Stay at home. Shelter in place. Instructions from public health officials globally are designed to prevent the spread of coronavirus and slow transmission rates. People sent home from work or from school to practise social distancing are spending more time with entertainment and distractions on the internet. Online travel videos and virtual tour websites are popular, including live camera images from the International Space Station that carry extraordinary, real-time images of our planet from space.
It is said that astronauts who have gone to the moon, orbited the earth or spent extended time in space return to Earth profoundly changed. The phenomenon is called the Overview Effect. Seeing the planet whole – as a living biosphere and a borderless home for all humanity – creates an altered sense of the world and everything, and everyone, here.
For individual citizens, employees of small and large businesses, and corporate and political leaders, coronavirus may induce its own kind of Overview Effect. Reacting to the pandemic forces us to examine the intensely local impacts of the virus itself but also invites us to grapple with the broad scope, scale and depth of our global networks, as well as our social, economic, environmental, political, military and technological systems.
This viewpoint verges on the philosophical – but from a business point of view it is also simultaneously strategic and tactical. Companies in crisis response mode are addressing the immediate needs of customers and employees; managing health and safety risks; focusing on cost reduction; collecting receivables; preserving cash; and fortifying credit lines. The tactical goal is to get the current business model running again.

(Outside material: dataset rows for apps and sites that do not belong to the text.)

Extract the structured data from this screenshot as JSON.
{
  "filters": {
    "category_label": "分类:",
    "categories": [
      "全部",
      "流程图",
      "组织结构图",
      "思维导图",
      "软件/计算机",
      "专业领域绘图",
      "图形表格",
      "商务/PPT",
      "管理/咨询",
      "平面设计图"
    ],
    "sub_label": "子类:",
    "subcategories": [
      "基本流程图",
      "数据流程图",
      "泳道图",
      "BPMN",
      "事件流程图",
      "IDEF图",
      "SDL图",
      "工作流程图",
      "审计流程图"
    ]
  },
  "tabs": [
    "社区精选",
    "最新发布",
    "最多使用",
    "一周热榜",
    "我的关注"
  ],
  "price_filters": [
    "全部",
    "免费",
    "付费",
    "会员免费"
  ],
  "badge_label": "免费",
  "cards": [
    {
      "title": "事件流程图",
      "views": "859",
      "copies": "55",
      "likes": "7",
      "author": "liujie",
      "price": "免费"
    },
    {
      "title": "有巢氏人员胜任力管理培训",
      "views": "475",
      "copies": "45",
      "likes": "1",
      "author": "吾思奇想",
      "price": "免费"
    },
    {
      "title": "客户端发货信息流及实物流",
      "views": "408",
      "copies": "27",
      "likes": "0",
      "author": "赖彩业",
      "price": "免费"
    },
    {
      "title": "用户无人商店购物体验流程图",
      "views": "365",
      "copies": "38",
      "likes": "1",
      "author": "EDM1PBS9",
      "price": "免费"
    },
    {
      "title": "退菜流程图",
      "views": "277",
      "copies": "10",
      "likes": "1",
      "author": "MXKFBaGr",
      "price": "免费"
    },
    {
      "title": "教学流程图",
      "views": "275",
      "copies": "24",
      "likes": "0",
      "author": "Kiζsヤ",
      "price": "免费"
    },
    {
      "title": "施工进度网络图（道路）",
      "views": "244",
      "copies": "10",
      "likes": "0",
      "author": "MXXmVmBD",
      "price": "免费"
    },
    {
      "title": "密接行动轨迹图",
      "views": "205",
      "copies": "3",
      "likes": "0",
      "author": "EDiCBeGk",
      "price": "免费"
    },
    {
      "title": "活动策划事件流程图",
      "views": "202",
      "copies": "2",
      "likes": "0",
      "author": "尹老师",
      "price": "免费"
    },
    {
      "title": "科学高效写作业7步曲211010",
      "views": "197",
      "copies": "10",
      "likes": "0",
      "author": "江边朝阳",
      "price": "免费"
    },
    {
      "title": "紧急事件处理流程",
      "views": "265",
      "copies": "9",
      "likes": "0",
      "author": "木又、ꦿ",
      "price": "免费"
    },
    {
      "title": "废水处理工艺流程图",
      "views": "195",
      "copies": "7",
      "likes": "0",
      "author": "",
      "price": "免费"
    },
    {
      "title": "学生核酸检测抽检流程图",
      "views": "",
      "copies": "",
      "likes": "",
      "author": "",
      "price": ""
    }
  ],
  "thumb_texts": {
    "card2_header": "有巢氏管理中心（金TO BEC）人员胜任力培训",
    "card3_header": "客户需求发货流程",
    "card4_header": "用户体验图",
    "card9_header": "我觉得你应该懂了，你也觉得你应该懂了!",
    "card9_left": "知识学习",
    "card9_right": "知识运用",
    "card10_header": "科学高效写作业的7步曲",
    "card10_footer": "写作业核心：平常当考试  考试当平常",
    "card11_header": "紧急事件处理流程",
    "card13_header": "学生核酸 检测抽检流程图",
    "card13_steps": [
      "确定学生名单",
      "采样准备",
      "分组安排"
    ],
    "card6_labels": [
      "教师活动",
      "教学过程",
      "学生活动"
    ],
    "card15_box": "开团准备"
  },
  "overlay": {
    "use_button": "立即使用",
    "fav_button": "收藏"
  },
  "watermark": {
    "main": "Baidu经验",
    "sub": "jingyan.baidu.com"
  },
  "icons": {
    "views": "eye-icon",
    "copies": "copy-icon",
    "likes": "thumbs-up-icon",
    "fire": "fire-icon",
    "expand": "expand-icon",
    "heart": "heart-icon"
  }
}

At the same time (or some time soon), boards of directors, executive committees and business unit leaders will also have to address larger, strategic business issues, including any geopolitical changes that emerge from this pandemic. Coronavirus has put a magnifying glass on issues such as international travel, global sourcing, managed trade, economic nationalism, risk stratification, industry clusters and concentrations, and corporate location diversification.
New operating models will doubtless emerge, but not easily. Corporate balance sheets will take time to recover. Trillions in public debt will need to be repaid. Not all companies or countries will have the capacity to recover quickly, or at all. And long-term priorities for the environment and international economic and social development will be in jeopardy.
Coronavirus may narrow or it may broaden our view of critical global issues. The role that business leaders choose to play will be a mighty test of character and perspective.
Gregg Wassmansdorf is senior managing director, consulting, at Newmark Knight Frank, a global real estate services firm. He is a member of the Site Selectors Guild. E-mail: firstname.lastname@example.org
This article first appeared in the April-June edition of fDi Magazine. The full digital version of the magazine is available here.